*** The data ***

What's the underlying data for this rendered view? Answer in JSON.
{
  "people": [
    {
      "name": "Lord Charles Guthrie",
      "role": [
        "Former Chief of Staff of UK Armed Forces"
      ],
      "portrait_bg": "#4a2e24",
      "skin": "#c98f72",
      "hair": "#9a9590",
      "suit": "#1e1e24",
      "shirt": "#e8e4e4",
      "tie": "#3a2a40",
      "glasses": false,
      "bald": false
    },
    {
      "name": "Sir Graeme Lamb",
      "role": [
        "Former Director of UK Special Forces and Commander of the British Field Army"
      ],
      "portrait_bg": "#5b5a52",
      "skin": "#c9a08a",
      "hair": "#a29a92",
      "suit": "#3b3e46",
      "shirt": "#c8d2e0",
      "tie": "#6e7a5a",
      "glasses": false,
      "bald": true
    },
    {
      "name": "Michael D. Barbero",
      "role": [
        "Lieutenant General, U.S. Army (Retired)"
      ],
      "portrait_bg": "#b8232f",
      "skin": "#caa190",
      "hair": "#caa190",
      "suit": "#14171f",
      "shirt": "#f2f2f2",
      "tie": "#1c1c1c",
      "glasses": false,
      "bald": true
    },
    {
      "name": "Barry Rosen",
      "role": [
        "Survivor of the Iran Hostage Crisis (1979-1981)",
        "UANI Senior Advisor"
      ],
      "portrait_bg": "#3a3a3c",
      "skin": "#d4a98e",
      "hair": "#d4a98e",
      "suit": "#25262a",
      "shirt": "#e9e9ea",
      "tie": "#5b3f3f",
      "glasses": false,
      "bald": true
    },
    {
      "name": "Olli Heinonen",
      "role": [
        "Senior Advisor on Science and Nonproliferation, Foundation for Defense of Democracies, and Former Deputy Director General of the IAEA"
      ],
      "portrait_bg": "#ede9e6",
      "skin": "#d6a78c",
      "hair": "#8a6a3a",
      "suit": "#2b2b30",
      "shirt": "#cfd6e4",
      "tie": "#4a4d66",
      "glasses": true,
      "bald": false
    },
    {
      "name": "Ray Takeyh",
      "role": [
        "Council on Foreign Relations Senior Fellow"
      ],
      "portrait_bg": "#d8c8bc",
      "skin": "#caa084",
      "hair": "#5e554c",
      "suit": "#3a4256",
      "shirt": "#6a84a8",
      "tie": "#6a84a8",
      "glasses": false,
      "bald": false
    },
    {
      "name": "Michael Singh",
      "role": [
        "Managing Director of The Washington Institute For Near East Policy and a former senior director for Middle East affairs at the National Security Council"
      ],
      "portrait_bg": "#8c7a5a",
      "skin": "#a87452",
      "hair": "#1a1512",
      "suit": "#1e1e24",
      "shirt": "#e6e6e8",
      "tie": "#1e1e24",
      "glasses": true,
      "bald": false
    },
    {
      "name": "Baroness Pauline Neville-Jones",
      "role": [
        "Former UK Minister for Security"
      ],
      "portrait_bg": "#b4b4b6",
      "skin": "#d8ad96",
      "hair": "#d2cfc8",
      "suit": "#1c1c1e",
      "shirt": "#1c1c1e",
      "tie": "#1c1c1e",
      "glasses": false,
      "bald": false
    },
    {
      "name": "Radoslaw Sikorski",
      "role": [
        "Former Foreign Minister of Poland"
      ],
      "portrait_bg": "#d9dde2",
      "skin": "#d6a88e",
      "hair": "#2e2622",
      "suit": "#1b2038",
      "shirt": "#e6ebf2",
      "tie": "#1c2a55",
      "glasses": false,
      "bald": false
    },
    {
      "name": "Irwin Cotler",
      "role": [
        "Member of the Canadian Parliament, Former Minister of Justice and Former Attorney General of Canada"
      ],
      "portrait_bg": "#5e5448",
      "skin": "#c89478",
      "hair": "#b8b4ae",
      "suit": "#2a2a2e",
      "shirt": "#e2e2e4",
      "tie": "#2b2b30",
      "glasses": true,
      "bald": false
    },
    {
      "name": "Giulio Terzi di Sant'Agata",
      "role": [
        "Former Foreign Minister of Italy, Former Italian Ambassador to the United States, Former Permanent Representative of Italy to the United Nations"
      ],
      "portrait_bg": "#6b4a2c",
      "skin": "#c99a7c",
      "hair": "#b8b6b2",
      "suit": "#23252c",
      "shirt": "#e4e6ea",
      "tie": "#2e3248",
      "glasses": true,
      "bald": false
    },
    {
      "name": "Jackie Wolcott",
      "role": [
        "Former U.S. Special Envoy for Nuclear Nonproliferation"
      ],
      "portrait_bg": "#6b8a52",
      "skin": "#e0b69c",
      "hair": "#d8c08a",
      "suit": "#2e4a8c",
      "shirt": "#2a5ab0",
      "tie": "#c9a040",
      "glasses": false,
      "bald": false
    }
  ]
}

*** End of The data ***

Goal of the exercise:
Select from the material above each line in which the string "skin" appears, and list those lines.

Problem solution:
      "skin": "#c98f72",
      "skin": "#c9a08a",
      "skin": "#caa190",
      "skin": "#d4a98e",
      "skin": "#d6a78c",
      "skin": "#caa084",
      "skin": "#a87452",
      "skin": "#d8ad96",
      "skin": "#d6a88e",
      "skin": "#c89478",
      "skin": "#c99a7c",
      "skin": "#e0b69c",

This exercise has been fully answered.